Our understanding of community and regional food systems continues to evolve, as we talk with practitioners involved in all aspects of the food system.
The Community and Regional Food Systems framework(note: click on the hyperlink to open up the graphic for the current version of the framework) illustrates how components of the food system supply chain (inside ring, circle to the left) are related to the food system environment – or endogenous environment (outside ring, circle to the left) and the natural environment – or exogenous environment (this is currently missing from the graphic). Activities within the food system supply chain are driven by values (inside ring, circle on right). Values are related to community based outcome objectives (outside ring, circle on the right).
The supply chain is useful in understanding the various systems level components that are necessary to get food from field to plate. Not all the steps are necessary. For example, direct farm to consumer sales may skip several steps (aggregation, food processing). Each component can be described or analyzed in relation to the each of the components of the food system environment. The food system supply chain is a ‘dial’ that moves and overlaps onto the different components of the food system environment.
Many food system advocates and businesses utilize a diagram of the supply chain to indicate the various components that are involved. There are variations in how these are depicted. We’ve added a few categories that are important in urban agricultural systems: ‘land access & suitability’ and ‘resource & waste recovery’ (composting, vermiculture, water conservation).

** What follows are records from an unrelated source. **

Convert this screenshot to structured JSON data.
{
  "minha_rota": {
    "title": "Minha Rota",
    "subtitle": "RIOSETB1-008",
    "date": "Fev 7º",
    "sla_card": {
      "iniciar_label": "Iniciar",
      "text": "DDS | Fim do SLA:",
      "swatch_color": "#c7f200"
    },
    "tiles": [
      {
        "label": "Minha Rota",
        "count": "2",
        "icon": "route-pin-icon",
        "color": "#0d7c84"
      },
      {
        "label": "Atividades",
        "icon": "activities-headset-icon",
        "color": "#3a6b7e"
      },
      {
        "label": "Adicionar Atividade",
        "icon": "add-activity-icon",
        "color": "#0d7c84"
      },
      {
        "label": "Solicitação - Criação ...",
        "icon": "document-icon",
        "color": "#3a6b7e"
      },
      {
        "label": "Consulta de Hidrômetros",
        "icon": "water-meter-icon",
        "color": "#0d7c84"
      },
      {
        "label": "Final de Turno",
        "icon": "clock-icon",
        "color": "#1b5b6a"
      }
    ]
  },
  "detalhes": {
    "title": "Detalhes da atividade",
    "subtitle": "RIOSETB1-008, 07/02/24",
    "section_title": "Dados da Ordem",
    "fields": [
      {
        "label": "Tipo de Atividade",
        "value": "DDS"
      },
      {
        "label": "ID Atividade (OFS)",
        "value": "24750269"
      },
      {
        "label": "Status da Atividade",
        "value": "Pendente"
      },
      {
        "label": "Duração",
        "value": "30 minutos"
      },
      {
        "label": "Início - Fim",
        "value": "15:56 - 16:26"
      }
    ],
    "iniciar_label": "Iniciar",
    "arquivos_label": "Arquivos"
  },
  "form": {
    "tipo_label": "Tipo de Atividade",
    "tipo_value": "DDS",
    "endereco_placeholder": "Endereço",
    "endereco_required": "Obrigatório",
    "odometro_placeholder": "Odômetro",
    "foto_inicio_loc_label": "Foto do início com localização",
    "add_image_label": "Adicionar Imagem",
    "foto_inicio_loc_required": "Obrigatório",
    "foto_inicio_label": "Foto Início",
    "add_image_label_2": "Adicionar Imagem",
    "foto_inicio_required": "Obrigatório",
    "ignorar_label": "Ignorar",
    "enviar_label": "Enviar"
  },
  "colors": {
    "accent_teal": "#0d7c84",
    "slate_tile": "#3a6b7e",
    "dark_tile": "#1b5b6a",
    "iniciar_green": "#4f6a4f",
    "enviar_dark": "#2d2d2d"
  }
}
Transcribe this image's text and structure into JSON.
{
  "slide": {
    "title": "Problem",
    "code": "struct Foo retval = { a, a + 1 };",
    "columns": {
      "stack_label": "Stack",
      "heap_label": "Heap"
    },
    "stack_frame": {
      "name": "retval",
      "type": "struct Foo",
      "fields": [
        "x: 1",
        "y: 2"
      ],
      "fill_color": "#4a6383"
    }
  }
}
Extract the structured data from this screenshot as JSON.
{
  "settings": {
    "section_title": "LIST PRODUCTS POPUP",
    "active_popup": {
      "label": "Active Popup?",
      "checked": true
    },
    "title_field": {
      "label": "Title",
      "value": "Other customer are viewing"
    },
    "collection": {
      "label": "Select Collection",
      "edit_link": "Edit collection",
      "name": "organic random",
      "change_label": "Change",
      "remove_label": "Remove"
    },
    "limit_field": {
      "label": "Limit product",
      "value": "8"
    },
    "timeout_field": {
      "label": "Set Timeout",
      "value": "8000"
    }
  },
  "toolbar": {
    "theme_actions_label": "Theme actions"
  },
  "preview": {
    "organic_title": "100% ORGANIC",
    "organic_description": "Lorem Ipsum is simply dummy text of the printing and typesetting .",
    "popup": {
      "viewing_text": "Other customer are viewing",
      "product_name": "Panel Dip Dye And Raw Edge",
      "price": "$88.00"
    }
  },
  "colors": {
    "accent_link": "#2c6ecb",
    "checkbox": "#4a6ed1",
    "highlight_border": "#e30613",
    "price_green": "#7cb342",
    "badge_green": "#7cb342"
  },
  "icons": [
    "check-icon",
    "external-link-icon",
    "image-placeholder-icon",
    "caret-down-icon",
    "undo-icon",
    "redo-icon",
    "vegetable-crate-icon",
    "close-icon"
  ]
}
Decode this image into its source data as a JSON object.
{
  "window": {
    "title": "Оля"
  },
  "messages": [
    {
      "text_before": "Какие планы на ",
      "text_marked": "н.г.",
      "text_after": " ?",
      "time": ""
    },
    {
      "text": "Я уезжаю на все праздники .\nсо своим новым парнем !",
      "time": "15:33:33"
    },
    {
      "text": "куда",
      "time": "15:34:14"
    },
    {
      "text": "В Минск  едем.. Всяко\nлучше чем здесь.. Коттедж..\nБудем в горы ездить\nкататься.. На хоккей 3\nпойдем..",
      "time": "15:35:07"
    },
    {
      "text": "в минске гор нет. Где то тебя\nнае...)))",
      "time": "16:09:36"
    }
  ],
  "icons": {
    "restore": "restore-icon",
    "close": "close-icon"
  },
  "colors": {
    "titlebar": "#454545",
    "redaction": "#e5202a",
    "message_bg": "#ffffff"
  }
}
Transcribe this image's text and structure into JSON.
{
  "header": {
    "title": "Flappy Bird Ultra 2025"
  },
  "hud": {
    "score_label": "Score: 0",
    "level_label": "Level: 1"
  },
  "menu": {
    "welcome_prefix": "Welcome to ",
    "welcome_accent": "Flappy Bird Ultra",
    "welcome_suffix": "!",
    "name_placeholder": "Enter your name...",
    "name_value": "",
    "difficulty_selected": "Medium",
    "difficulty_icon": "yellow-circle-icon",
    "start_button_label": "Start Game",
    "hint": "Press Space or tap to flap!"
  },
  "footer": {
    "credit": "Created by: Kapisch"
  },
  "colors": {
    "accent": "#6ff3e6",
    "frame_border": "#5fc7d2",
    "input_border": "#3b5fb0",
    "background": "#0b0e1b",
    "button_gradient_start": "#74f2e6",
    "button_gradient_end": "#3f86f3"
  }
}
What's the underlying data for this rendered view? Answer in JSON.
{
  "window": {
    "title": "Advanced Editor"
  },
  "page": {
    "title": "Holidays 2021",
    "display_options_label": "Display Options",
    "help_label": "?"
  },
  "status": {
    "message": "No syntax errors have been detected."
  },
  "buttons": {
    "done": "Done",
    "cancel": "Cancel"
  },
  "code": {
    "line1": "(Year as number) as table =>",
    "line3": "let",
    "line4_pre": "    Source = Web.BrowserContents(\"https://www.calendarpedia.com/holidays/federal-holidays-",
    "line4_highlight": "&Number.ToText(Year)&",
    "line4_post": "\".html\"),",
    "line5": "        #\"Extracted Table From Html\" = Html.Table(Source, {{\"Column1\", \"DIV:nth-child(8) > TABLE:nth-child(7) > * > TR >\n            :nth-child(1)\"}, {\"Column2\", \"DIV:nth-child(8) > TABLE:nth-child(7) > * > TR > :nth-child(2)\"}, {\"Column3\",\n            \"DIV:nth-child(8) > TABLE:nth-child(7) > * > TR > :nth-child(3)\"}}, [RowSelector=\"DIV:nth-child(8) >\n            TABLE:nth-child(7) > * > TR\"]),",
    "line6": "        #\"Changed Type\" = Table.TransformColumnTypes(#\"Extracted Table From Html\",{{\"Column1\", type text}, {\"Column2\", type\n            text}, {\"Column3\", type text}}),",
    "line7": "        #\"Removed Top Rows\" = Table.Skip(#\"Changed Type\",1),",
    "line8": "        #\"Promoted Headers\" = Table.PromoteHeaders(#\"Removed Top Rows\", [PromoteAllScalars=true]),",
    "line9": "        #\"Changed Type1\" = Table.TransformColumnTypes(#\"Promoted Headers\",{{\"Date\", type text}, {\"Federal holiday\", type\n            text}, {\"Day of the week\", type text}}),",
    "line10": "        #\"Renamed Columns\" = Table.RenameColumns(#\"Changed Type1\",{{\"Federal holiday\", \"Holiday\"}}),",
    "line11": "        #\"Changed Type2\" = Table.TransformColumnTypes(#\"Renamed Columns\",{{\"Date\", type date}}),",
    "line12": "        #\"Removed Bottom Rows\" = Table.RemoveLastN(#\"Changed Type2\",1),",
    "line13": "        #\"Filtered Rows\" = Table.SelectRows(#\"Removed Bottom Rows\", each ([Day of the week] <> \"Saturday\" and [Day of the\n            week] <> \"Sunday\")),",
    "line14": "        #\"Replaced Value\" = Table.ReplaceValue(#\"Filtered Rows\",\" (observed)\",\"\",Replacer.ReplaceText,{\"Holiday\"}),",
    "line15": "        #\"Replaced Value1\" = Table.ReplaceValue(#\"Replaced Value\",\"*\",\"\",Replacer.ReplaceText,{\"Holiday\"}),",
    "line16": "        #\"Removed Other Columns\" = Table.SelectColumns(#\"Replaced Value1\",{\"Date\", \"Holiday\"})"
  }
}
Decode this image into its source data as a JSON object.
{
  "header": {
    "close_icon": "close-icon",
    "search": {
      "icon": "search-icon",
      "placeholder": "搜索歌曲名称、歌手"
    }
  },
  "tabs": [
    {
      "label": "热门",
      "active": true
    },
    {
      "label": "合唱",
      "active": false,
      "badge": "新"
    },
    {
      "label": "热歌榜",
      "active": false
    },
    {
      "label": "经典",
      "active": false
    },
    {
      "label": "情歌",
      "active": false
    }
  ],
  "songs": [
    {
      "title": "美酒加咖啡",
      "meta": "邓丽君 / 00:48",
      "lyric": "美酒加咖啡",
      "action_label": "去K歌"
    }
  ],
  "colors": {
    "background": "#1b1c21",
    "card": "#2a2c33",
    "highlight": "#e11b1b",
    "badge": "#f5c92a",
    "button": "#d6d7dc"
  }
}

The category ‘distribution and aggregation’ is a broad one, that includes transportation from production to aggregation or processing, and from aggregation/processing to marketing. We use the term ‘distribution’ to capture transportation. Aggregation captures innovative work happening with food hubs, produce auctions, and other cooperative models to aggregate supply.
The supply chain is an important descriptive tool, but it misses important structures that influence/affect the actual workings of various enterprises and structures.
These categories capture what could be called the ‘food system environment’ (or endogenous environment): these categories capture the workings of the economic, social, and cultural arenas. For each aspect of the food system supply chain, there is an overlapping relationship with these aspects of the food system environment.
The food system environment presents conditions (opportunities, barriers, and cultural context) that affect food system activities. These are not immutable structures, but are culturally determined and often very fixed. Take, for example, economic structures and policies in a profit driven economy: the rules of these structures drive competition and present barriers to entry for enterprises that operate on other, alternative premises. Similarly, food and agricultural policy impacts food system practices – either by the design of the policy or the absence of a policy. A social change goal for many food systems organizations is to change these structures in ways that would be more just, equitable, and sustainable.
The descriptive framework can be connected to a values framework, which is more ‘prescriptive’ in determining the types of work that activists, advocates, and entrepreneurs are involved with.
Values are personal – we can’t determine the values that are important for any actor or entity in the food system. What is presented here is one conception of driving values – these are the values that most often emerge from ‘values statements’ of food system organizations. They are also similar to the values identified in the Community Food Security Coalition’s “Whole Measures for Community Food Systems: Values-based planning and evaluation” . ‘Place-based’ was suggested by the Wisconsin Food Systems team, and allows for outcome objectives such as community economic development, social capital, community connections, etc.